[Records from a data source]
_ _ _ _ _
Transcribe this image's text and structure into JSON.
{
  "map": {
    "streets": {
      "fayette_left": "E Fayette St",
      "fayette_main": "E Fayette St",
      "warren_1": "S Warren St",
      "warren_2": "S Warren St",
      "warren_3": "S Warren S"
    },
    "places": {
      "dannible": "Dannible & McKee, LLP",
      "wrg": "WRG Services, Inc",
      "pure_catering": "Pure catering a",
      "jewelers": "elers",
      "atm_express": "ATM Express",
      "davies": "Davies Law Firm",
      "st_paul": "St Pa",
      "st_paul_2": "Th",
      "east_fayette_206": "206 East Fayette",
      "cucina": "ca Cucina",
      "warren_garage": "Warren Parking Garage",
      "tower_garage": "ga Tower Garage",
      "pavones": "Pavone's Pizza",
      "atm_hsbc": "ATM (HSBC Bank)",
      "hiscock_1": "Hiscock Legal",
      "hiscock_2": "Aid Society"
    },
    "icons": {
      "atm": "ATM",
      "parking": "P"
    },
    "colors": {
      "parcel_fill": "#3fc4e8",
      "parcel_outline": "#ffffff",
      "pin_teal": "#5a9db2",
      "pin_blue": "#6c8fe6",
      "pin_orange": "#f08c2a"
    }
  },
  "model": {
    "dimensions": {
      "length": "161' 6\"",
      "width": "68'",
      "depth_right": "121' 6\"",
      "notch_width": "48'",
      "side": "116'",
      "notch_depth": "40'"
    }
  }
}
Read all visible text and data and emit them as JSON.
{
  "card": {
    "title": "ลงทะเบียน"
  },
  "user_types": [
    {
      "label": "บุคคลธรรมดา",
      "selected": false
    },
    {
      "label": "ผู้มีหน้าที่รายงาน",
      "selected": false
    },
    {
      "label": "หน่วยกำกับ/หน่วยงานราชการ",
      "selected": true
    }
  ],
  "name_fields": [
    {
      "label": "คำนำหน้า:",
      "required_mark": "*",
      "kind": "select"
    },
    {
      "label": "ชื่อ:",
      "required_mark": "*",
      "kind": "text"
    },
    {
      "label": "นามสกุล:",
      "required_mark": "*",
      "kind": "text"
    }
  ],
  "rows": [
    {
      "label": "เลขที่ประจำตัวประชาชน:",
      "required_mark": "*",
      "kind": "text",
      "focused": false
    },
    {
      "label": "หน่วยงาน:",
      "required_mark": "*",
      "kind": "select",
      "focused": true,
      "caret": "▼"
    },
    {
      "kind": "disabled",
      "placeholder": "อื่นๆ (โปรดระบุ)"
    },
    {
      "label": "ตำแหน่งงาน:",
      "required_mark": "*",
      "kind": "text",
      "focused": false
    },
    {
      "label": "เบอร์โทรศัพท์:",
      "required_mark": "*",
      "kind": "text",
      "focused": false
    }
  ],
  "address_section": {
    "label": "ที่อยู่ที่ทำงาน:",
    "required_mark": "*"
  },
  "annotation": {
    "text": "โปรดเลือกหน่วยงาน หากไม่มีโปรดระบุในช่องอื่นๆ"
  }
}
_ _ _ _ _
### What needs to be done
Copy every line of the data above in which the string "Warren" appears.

### Written reply
      "warren_1": "S Warren St",
      "warren_2": "S Warren St",
      "warren_3": "S Warren S"
      "warren_garage": "Warren Parking Garage",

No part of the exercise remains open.